Individual Retirement Savings Options

Contrary to popular belief, an IRA, or Individual Retirement Account, is not an investment product like a stock, bond or mutual fund. It’s merely an account in which investments are held for the purpose of retirement savings.

axstj-savingsdsc_1676-stj-1013-5575-web.jpgThere are several types of IRAs: Traditional, Roth, SIMPLE and SEP. The Traditional and Roth are available to individuals while the SIMPLE and SEP are employer sponsored plans. This article will focus on just Traditional and Roth accounts.

While there may be several reasons why you’d want to invest money in an IRA, the primary reason is for the tax advantages offered by the federal government. Here are some specifics:

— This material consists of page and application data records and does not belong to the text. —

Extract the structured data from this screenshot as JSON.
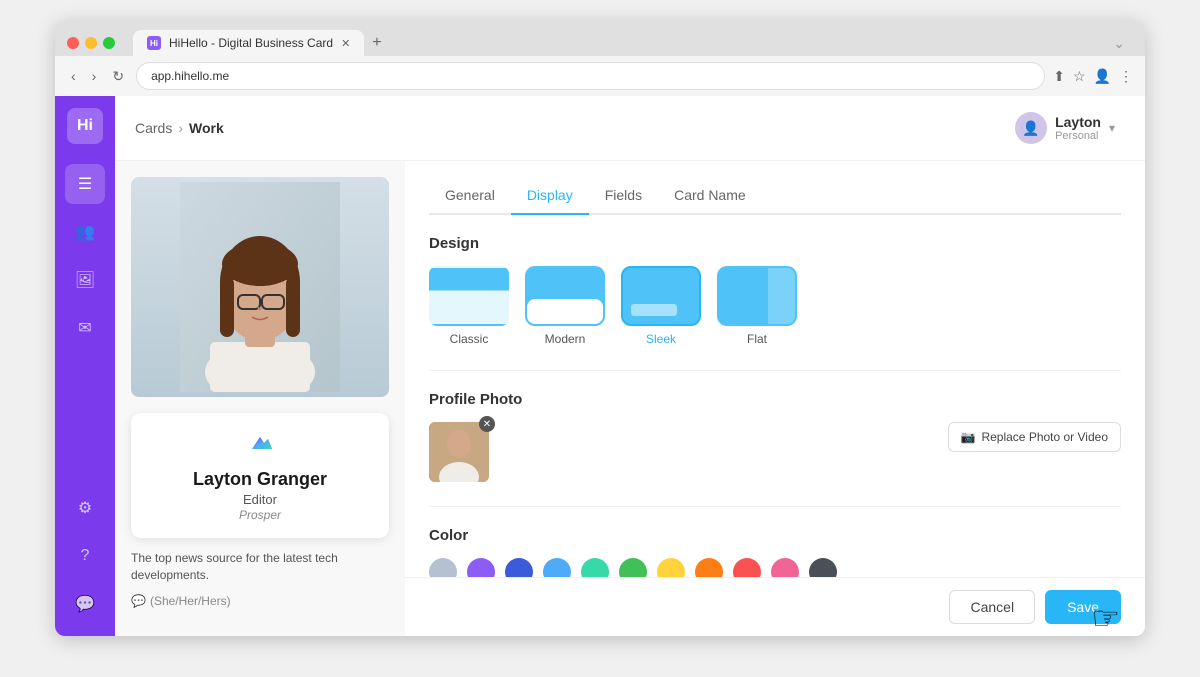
{
  "browser": {
    "tab_label": "HiHello - Digital Business Card",
    "address": "app.hihello.me",
    "favicon_text": "Hi"
  },
  "breadcrumb": {
    "parent": "Cards",
    "separator": "›",
    "current": "Work"
  },
  "user": {
    "name": "Layton",
    "role": "Personal",
    "avatar_text": "👤"
  },
  "tabs": [
    {
      "label": "General",
      "active": false
    },
    {
      "label": "Display",
      "active": true
    },
    {
      "label": "Fields",
      "active": false
    },
    {
      "label": "Card Name",
      "active": false
    }
  ],
  "design": {
    "section_title": "Design",
    "options": [
      {
        "label": "Classic",
        "style": "classic",
        "selected": false
      },
      {
        "label": "Modern",
        "style": "modern",
        "selected": false
      },
      {
        "label": "Sleek",
        "style": "sleek",
        "selected": true
      },
      {
        "label": "Flat",
        "style": "flat",
        "selected": false
      }
    ]
  },
  "profile_photo": {
    "section_title": "Profile Photo",
    "replace_label": "Replace Photo or Video"
  },
  "color": {
    "section_title": "Color",
    "swatches": [
      "#b5c0d0",
      "#8b5cf6",
      "#3b5bdb",
      "#4dabf7",
      "#38d9a9",
      "#40c057",
      "#ffd43b",
      "#fd7e14",
      "#fa5252",
      "#f06595",
      "#495057"
    ]
  },
  "card_preview": {
    "name": "Layton Granger",
    "title": "Editor",
    "company": "Prosper",
    "bio": "The top news source for the latest tech developments.",
    "pronouns": "(She/Her/Hers)"
  },
  "footer": {
    "cancel_label": "Cancel",
    "save_label": "Save"
  },
  "sidebar": {
    "logo_text": "Hi",
    "items": [
      {
        "icon": "📋",
        "name": "cards",
        "active": true
      },
      {
        "icon": "👥",
        "name": "contacts",
        "active": false
      },
      {
        "icon": "🖼",
        "name": "media",
        "active": false
      },
      {
        "icon": "✉",
        "name": "messages",
        "active": false
      },
      {
        "icon": "⚙",
        "name": "settings",
        "active": false
      },
      {
        "icon": "?",
        "name": "help",
        "active": false
      },
      {
        "icon": "💬",
        "name": "chat",
        "active": false
      }
    ]
  }
}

Traditional IRA

Although subject to change annually, in 2010 an individual may be eligible to invest up to $5,000 of pretax earnings in a Traditional IRA. For those over the age of 50, you can do an additional “catch-up” contribution of $1,000.

The primary advantage is that you may be able to deduct the contributions which reduces the amount of income subject to federal taxes. The account grows tax deferred until withdrawals are made, at which time they’re taxed as ordinary income. The common assumption made is that most people will have lower income levels in retirement and therefore be taxed at a lower rate. Although a fair assumption in most cases, this may not always the case. And, there’s no guarantee that tax rates themselves won’t be higher in the future.

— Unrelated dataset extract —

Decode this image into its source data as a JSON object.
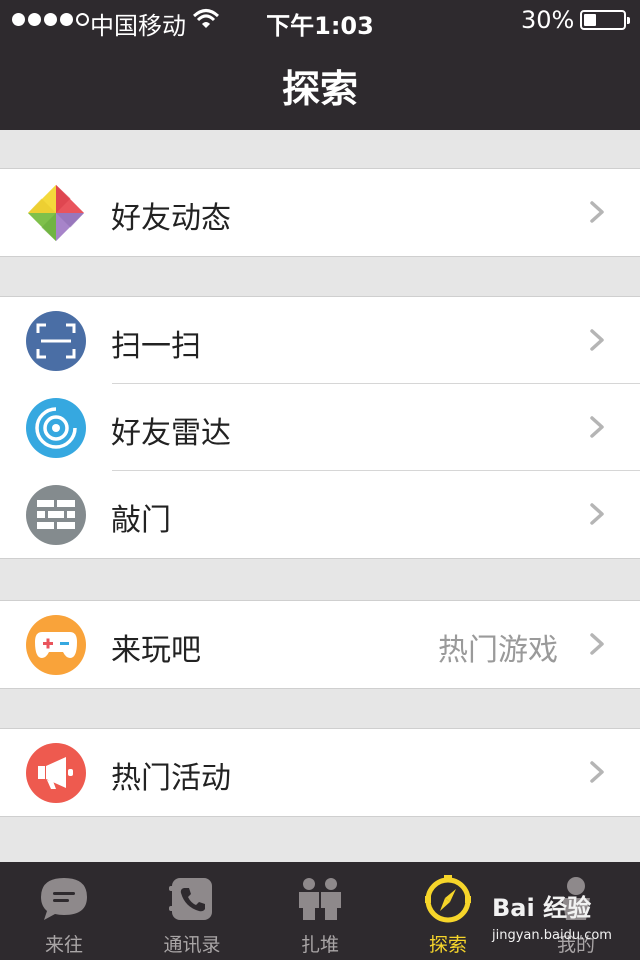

Rules & Restrictions: Here are some specifics on a Traditional IRA:

  1. Withdrawals prior to age 59 ½ are taxed as ordinary income as well as subject to a 10% penalty unless certain exceptions are met (death, or disability for example).
  2. At age 70 ½ you’re required to take mandatory distributions (Required Minimum Distribution) or a 50% penalty equal to the amount that should have been taken is assessed.
  3. Contributions are limited to $5,000 ($6,000 if over 50 years old) or 100% of your taxable compensation, whichever is less.
  4. Tax deduction – depending on your modified adjusted gross income, and if you are or aren’t covered by a retirement plan at work will affect if you can deduct your full contribution. Review this years IRS table for more details.
Roth IRA

Contribution limits are the same but are not tax deductible. The account does, however, grow tax free and distributions are taken tax free after age 59 1/2. You can also withdraw all contributions once any Roth account has been established for at least 5 years.

Rules & Restrictions: Here are some specifics on a Roth IRA:
  1. Free to withdraw any direct contributions tax free at any time after the seasoning period (5 years).
  2. There are no required minimum distributions at age 70 ½.
  3. There are contribution limits to a Roth IRA based on income.
  • Single or head of household filer- full contribution ability with income up to $105,000. Partial contribution with income $150,000-$120,000. No contribution if income over $120,000.
  • Joint filer- full contribution with income up to $166,000. Partial contributions between $166,000-$176,000. No contribution if over $176,000.

To summarize, the advantage of investing in an IRA is the tax savings. The difference between a Traditional IRA and Roth IRA is when you receive the tax benefit. With the Traditional IRA you receive the tax benefits immediately and with a Roth you receive it in retirement.

Because everyone’s situation is different, and predicting your future tax bracket isn’t a black and white calculation, I recommend you consult with a tax or financial professional to determine what options are best for you.